+ Citations + Abstracts
1 Review Association Between Obesity and Migraine in Women. 2017

Pavlovic, Jelena M / Vieira, Julio R / Lipton, Richard B / Bond, Dale S. ·Department of Neurology, Albert Einstein College of Medicine, 1300 Morris Park Avenue, Van Etten 3C9B, Bronx, NY, 10461, USA. jpavlovi@montefiore.org. · Montefiore Headache Center, Bronx, NY, USA. jpavlovi@montefiore.org. · Department of Neurology, Albert Einstein College of Medicine, 1300 Morris Park Avenue, Van Etten 3C9B, Bronx, NY, 10461, USA. · Health Quest Neurology, Kingston, NY, USA. · Montefiore Headache Center, Bronx, NY, USA. · Department of Psychiatry and Human Behavior, Alpert Medical School of Brown University, The Miriam Hospital/Weight Control and Diabetes Research Center, Providence, RI, USA. ·Curr Pain Headache Rep · Pubmed #28842821.

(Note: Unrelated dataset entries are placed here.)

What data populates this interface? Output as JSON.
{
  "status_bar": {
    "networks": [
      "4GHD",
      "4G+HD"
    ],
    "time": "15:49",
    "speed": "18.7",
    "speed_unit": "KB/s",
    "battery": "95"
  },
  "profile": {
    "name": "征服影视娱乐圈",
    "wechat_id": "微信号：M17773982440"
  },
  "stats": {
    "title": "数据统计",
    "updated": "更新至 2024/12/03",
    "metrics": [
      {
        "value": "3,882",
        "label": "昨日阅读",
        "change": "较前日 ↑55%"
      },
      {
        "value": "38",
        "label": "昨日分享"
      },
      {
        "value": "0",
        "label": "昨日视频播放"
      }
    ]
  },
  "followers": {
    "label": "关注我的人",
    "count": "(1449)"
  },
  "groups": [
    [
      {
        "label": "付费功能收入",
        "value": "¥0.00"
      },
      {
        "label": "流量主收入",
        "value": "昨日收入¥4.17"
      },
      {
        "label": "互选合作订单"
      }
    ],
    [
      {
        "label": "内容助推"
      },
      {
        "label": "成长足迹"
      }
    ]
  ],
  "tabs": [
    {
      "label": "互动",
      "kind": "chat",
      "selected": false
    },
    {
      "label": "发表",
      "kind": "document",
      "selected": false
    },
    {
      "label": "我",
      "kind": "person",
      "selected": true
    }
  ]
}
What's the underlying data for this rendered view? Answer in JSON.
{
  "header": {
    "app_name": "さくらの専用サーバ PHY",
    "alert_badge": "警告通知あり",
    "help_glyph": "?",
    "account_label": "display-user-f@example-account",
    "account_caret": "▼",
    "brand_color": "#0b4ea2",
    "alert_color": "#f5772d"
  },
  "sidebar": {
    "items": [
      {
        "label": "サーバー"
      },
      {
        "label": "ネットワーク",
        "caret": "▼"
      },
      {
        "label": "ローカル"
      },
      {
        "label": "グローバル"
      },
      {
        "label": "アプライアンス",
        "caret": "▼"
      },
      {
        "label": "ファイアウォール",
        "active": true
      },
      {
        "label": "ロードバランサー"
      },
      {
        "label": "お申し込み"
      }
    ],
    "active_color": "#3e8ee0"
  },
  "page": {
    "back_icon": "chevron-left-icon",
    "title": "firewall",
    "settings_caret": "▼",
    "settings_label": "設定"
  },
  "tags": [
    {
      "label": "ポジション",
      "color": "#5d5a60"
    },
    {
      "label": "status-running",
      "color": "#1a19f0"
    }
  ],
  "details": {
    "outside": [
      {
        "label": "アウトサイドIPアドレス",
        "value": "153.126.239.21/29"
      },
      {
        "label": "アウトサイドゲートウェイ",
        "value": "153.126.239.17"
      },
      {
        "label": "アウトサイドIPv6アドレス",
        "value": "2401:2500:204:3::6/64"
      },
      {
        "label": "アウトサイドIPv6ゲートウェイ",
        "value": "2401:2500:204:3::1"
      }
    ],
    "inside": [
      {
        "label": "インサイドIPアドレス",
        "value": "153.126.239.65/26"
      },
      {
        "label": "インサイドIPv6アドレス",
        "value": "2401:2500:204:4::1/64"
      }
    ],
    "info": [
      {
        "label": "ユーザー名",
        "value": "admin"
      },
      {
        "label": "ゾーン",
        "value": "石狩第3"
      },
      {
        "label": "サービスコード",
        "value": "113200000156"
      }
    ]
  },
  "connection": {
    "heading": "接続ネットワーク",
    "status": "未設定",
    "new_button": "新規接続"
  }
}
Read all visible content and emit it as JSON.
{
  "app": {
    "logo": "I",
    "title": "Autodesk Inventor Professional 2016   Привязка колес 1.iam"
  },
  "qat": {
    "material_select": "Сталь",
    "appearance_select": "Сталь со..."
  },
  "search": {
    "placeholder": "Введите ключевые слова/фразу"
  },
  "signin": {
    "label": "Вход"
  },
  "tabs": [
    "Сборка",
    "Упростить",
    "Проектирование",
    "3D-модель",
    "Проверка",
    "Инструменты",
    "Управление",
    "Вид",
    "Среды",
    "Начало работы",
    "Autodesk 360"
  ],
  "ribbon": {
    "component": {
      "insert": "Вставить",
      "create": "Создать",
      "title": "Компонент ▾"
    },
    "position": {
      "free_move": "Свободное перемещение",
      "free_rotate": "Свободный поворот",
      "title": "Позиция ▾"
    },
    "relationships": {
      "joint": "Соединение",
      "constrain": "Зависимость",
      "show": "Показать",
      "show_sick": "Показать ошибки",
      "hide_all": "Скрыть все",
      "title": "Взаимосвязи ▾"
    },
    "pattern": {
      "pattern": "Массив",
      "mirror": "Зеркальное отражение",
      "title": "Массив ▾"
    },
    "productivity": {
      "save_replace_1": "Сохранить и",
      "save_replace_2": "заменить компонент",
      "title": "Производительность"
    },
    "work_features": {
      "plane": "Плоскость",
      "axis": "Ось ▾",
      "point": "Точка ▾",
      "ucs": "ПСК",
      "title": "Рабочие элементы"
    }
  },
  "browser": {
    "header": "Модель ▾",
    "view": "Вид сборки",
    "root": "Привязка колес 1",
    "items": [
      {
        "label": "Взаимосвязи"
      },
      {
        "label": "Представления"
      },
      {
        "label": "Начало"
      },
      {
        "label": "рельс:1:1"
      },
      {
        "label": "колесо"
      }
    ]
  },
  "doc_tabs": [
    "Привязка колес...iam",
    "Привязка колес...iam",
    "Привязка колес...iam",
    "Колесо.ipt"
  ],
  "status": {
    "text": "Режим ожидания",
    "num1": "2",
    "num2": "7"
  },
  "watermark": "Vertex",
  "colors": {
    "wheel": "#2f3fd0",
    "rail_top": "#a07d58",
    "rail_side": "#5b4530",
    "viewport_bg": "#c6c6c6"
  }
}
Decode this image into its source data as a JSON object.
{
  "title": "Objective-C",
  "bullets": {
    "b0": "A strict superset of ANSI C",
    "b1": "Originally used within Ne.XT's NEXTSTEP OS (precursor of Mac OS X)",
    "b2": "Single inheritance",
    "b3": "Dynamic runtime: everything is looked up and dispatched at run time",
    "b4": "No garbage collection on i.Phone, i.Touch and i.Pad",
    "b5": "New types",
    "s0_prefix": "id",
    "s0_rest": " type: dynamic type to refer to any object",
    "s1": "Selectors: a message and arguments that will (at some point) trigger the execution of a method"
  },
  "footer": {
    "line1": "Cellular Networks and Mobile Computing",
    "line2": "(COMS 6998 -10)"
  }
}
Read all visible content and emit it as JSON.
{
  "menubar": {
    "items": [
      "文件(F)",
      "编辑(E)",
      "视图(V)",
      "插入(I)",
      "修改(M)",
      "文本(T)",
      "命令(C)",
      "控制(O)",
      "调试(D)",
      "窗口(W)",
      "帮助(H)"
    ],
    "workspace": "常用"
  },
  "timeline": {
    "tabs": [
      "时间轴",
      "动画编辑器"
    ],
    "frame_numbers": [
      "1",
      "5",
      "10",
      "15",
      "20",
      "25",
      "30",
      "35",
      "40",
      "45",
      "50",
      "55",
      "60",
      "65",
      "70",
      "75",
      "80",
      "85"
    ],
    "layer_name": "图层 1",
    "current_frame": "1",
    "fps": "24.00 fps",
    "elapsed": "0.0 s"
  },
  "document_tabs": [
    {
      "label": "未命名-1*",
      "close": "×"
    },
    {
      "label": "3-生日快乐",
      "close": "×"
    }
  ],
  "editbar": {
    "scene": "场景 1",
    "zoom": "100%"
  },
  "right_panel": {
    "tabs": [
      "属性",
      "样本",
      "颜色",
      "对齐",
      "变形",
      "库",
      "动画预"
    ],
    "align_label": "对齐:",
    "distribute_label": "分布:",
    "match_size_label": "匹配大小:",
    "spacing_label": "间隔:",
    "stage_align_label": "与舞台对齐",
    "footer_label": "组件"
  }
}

ABSTRACT: PURPOSE OF REVIEW: Migraine is a common and highly disabling condition that is particularly prevalent among women and especially women of reproductive age. The tremendous rise in adiposity in the Western world has led to an epidemic of obesity in women. The particular effects of obesity on women with migraine of various ages are the focus of this review. RECENT FINDINGS: Conflicting findings from various studies with different approaches and populations have made challenging definitive conclusions about associations between migraine and obesity. While the association between obesity and migraine frequency has been consistently demonstrated and obesity is considered a risk factor for progression from episodic to chronic migraine, the association between obesity and migraine prevalence is still somewhat debated and appears to be dependent on gender and age, with the most consistent effects observed in women younger than 55 years of age. Association between migraine and obesity is most commonly observed in women of reproductive age. The multimodal changes associated with age and hormonal change in women likely play a role in this relationship, as obesity does not appear to be related to migraine in women over 55 years of age. Future studies focusing on the migraine-obesity relationship in women should examine the effects of age, endogenous hormonal state, and exogenous hormones on migraine and obesity.